All of the material developed on this site is released under a license that guarantees that the information remains free forever. Leave behind a tiny legacy with each bit you add to the open textbook project. It really is about giving back to humanity and helping yourself as you help your fellow human beings.
You know the times when you could have presented a topic better than the author of the textbook you are using. At Wikibooks teachers have the chance to take an active hand in how that information is organized and presented, and make a lasting contribution to the students in your classroom and around the world.
Teachers should also consider making the development of a textbook a class project. Students learn not only the subject matter at hand, but also the art of collaboration, and they establish contacts with other students from around the world. This is also a great learning activity for teachers themselves in that they can gain valuable insights into the ways that students perceive the topic.
Tired of searching for elusive reference texts scattered around the organization or budgeting for a new round of reference data every few months to years depending upon the volatility of your field? Material placed here and eventually crosschecked by many users is now only a click away if you have good Internet access. Unlike your physical reference library, it may also be viewable on your portable computer during field excursions.
Industry leaders
You need today's students to be prepared for tomorrow's workplace. Help get that knowledge into their hands today, and it will be stored in a place that they can always go back to refer to it.

Why not to contribute?

Sometimes, there may be reasons not to contribute. These might be:

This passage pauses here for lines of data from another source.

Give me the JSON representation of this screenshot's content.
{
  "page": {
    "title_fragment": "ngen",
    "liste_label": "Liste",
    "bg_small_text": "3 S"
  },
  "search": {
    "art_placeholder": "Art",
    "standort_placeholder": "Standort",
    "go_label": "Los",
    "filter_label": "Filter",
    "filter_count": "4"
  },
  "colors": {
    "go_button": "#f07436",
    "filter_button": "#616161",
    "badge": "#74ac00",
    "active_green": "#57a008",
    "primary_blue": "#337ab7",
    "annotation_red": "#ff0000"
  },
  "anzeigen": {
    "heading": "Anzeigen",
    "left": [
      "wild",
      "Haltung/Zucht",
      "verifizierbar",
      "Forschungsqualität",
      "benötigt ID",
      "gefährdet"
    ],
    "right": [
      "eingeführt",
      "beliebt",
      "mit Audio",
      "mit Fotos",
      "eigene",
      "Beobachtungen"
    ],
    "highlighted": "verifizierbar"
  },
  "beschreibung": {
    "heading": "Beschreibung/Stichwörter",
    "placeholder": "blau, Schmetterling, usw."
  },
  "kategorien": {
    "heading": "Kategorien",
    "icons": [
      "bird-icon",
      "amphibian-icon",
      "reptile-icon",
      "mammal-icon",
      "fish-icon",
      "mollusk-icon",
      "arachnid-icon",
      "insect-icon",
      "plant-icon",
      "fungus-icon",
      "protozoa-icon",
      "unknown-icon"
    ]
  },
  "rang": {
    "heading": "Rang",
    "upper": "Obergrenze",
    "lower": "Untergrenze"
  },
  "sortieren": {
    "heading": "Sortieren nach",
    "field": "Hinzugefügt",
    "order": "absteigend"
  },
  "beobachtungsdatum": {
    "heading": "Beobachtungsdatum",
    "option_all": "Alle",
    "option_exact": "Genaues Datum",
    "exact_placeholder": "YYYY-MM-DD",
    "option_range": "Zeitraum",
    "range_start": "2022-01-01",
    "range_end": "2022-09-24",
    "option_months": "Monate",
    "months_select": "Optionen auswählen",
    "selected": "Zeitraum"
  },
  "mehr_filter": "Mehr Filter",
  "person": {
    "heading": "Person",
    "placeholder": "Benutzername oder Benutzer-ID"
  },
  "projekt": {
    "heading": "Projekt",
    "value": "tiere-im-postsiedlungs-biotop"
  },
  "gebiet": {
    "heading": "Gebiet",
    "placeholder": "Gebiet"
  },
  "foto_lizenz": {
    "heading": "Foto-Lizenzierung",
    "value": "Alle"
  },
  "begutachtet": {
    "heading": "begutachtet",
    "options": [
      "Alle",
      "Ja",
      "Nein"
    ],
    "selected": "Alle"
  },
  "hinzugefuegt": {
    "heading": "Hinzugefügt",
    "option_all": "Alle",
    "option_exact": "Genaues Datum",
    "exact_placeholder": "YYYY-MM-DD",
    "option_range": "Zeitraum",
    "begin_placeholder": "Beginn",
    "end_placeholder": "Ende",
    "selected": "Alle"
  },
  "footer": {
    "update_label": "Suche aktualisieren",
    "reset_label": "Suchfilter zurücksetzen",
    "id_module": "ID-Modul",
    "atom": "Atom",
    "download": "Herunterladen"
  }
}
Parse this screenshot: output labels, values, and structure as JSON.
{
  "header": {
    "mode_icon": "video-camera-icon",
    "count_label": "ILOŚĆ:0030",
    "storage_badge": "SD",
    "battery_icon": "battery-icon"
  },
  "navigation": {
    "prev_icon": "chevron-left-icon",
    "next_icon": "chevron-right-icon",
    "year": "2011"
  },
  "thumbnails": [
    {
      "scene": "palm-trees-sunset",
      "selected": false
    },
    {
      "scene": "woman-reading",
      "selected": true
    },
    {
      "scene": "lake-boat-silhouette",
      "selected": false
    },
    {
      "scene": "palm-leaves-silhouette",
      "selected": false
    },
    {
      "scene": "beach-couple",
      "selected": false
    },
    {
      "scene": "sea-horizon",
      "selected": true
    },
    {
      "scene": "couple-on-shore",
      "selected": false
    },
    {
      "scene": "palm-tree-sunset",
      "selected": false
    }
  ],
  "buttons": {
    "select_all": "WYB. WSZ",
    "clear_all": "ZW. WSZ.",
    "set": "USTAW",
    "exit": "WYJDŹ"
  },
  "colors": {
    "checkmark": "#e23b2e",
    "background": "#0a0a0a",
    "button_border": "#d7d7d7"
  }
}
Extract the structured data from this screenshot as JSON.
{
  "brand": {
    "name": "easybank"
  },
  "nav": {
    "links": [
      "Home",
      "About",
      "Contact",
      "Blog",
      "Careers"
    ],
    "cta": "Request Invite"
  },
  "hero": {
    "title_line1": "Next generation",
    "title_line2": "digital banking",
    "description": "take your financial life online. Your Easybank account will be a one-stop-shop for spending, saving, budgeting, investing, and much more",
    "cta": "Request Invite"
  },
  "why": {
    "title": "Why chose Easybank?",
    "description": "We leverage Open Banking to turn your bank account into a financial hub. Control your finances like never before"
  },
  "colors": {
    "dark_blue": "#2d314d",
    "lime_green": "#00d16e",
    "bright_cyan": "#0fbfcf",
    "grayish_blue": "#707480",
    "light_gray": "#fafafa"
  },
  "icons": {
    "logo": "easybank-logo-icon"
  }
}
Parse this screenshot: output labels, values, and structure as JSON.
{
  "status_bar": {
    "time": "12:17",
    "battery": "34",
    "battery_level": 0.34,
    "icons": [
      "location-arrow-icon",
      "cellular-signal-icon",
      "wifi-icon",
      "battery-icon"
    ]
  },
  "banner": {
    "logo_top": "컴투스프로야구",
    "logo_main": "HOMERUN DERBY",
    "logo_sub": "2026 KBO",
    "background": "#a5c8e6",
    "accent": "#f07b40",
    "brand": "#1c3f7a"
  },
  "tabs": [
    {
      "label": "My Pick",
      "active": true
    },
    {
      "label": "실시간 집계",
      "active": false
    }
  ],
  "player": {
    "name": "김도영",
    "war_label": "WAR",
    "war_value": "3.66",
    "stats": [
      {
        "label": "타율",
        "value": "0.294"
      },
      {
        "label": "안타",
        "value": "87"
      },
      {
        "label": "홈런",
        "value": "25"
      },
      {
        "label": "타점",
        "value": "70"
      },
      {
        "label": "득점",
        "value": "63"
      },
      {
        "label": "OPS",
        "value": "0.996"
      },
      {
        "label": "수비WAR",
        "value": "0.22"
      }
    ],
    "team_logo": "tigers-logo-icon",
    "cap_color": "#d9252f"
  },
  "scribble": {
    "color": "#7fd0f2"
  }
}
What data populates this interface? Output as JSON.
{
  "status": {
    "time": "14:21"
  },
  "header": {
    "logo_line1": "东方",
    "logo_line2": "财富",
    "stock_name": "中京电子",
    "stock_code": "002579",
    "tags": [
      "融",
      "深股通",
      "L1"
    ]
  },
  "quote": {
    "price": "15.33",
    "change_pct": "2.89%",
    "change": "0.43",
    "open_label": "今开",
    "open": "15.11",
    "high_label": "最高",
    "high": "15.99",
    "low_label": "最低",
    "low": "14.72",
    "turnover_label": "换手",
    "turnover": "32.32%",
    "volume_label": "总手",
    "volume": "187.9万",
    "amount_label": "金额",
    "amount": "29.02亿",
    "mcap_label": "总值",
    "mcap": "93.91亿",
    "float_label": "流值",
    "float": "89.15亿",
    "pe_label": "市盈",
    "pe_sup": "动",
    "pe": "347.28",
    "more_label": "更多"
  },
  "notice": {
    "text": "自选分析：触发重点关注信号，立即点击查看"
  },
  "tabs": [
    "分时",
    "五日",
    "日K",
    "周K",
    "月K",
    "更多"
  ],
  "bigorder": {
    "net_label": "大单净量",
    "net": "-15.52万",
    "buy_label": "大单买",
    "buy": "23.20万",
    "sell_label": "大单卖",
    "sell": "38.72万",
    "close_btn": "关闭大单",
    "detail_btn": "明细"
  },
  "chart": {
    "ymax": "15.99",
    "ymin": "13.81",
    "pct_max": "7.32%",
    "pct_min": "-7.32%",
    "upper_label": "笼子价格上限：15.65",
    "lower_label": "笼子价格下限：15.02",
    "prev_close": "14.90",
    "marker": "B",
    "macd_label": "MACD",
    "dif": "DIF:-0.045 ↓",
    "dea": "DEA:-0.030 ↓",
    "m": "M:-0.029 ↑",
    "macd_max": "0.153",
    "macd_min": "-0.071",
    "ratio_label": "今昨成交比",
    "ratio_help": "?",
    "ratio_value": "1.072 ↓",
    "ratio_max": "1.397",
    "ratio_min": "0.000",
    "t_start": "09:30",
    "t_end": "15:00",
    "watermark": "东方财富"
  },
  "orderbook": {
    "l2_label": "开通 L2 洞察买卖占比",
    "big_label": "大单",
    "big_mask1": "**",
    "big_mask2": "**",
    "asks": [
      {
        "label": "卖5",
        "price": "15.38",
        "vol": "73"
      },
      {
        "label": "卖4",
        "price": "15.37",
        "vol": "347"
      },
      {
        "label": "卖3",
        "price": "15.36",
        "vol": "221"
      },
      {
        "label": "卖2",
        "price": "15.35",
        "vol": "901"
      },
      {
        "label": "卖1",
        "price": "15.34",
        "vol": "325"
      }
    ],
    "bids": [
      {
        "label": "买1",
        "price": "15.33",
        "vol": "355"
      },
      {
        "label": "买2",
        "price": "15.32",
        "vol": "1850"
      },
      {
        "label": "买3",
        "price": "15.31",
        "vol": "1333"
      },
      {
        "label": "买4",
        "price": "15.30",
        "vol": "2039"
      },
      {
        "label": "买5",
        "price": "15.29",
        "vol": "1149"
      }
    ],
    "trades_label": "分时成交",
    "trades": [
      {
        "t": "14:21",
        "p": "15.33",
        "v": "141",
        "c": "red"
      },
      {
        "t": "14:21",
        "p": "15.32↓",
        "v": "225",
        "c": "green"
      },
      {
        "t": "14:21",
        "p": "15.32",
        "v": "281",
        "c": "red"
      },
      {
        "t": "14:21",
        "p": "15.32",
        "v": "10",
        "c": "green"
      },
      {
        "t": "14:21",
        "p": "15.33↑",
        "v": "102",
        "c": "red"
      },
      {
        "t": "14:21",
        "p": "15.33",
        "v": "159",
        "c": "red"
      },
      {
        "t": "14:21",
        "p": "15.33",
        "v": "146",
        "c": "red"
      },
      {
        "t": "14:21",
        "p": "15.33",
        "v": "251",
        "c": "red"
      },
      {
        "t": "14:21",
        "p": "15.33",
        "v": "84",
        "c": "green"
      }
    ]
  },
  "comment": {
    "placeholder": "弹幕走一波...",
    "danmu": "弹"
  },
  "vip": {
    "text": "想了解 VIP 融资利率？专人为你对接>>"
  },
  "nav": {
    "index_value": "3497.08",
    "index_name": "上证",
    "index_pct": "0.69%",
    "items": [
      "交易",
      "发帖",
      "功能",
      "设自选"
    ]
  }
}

Legal reasons
If you are not in the position to provide material that can be licensed under the Creative Commons Attribution/Share-Alike License 3.0 and the GNU Free Documentation License, you can't contribute. You should own the copyright to the material you contribute or it must have a compatible license or be public domain. See Wikibooks:Copyrights for details. Never submit copyrighted material without permission from the copyright owner. (public domain is considered out of copyright).
Legal problems can come from areas where you wouldn't expect them. For example in some countries, like Germany, an employer has the legal right to all inventions done by an employee—even if done in the employee's spare time, and outside of the field of expertise for which the employee has been hired. This right prevents publication of ideas without an explicit agreement from the employer. Such things are often not mentioned in work contracts, because it is the law.
There is also an ugly trend in some countries and professions to require employees to sign some code of conduct or code of ethics. Having to adhere to some ethics in business is not a bad idea, but these codes often sneak in some restrictions of what (if anything at all) an employee is allowed to publish without an explicit (written) agreement from the company (e.g. the company's legal and PR departments).
Financial Reasons
If you want royalties or the exclusive right to profit from selling a book, do not contribute. Anyone can make money from selling textbooks available at Wikibooks as long as the terms of the Creative Commons Attribution/Share-Alike License 3.0 and the GNU Free Documentation License are followed.
If you want to retain control of your work evolution, distribution and use, do not contribute. Wikibooks is about collaboration, not ownership.